A report from Edmunds put the average price of a used car in 2014 at $16,800, which is a record, and a 5.7-percent increase from 2013. It also found 1-year-old and 4-year-old cars showed gains at or near the average, while some vintages showed gains of up to 18.4 percent.
Unlike a house, where it can take months or years to evict owners behind on their payments, some subprime lenders can now simply switch off a late borrower's car.
The length of car loans in the US keeps on growing as more and more consumers look for ways to save money every month to pay off obligations and necessities. Extremely low interest rates and more durable automobiles have become key factors in driving these new longer-term car loans, which can last anywhere from six to 10 years.
Automotive News reports Chrysler owes some of its recent sales success to a resurgence of subprime loans. Chrysler has a history of working with customers burdened with questionable finance histories, and lenders have begun to loosen credit restrictions. As a result, 29 out of every 100 auto loans for new Chrysler models went to buyers with a credit score under 680 in the first quarter of this year. Experian Automotive classifies loans tie
Subprime lending is on the rise throughout the auto industry, up 11 percent from the first quarter of last year.
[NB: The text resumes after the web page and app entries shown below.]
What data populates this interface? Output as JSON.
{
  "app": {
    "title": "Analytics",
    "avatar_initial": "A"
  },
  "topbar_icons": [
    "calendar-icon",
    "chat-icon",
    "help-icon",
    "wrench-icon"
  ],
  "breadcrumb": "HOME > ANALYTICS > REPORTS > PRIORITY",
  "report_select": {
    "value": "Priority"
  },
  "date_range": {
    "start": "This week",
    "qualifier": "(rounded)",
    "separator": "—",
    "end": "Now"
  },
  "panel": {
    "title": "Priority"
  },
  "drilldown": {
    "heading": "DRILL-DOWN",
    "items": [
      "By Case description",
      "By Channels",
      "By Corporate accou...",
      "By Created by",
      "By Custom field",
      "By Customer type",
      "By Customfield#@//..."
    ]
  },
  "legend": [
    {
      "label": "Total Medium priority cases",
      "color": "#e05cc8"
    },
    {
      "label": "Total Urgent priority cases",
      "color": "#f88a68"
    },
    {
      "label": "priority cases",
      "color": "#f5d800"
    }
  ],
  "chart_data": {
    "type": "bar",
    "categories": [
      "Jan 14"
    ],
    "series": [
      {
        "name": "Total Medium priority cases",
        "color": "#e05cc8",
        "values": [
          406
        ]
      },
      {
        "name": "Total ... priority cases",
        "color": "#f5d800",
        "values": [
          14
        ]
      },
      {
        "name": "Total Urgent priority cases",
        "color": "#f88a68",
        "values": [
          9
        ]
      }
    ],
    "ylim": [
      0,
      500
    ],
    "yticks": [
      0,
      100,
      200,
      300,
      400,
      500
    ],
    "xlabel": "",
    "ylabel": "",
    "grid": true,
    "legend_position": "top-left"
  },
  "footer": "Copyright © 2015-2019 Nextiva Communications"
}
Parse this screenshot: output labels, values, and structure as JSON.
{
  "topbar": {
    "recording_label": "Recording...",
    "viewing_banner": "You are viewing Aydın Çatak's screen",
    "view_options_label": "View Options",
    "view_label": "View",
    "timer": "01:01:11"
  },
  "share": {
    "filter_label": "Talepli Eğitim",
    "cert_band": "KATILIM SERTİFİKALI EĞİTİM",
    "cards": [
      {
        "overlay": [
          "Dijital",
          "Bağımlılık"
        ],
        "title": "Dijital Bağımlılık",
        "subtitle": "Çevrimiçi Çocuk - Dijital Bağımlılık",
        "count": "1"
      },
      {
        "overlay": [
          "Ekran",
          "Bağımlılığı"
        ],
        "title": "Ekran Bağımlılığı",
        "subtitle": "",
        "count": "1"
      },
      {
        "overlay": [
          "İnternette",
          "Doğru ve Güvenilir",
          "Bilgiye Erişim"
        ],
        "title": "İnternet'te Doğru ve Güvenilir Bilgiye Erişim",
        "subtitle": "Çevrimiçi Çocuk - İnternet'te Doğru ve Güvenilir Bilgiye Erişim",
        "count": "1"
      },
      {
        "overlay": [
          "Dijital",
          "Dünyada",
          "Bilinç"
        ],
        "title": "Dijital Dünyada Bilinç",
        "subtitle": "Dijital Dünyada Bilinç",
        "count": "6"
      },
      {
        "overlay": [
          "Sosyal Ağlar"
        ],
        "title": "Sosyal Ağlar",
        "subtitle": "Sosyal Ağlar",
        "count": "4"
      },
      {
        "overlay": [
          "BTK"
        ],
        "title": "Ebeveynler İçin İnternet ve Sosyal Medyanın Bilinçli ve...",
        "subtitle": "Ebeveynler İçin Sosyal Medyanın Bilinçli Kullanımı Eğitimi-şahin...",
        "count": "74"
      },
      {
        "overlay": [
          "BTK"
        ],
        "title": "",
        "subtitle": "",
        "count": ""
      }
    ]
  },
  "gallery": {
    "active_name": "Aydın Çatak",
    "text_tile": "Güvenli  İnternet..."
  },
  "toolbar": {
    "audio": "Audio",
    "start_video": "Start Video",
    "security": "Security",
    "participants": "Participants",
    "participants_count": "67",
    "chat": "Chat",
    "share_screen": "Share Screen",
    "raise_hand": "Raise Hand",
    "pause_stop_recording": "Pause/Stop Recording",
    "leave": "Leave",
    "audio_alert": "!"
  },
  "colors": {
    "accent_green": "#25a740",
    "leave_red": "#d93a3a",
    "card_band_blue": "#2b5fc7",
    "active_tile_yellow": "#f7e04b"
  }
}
From the perspective of many auto dealers, that's a good thing.
We've decided to stop trying to guess what General Motors will do before its IPO – which might come next month or later this year or early next year. What we do know is that GM has wanted to secure a captive finance arm before an IPO,
In a word, yes. The Detroit News reports that General Motors is looking to find a way to tap into the subprime lending market that accounts for 16 percent of the overall car-buying market. There is, after all, plenty of pressure to sell more vehicles to enhance the company's value leading up to its initial stock sale. But while GM would like to strategically go after subprime borrowers, there is one significant roadblock in the
GMAC has loosened the purse strings, with General Motors' finance arm allocating $6 billion for auto loans for the next 60 days. The 60 day mark is critical to GM, as it is the government's drop-dead date to satisfy Auto Task Force viability requirements. The cash infusion will help struggling dealers with dried up credit channels, but it will also be used to finance cars and trucks to people with credit scores under 620. The under 620 crowd is referred to as subprime, a term that is now synonym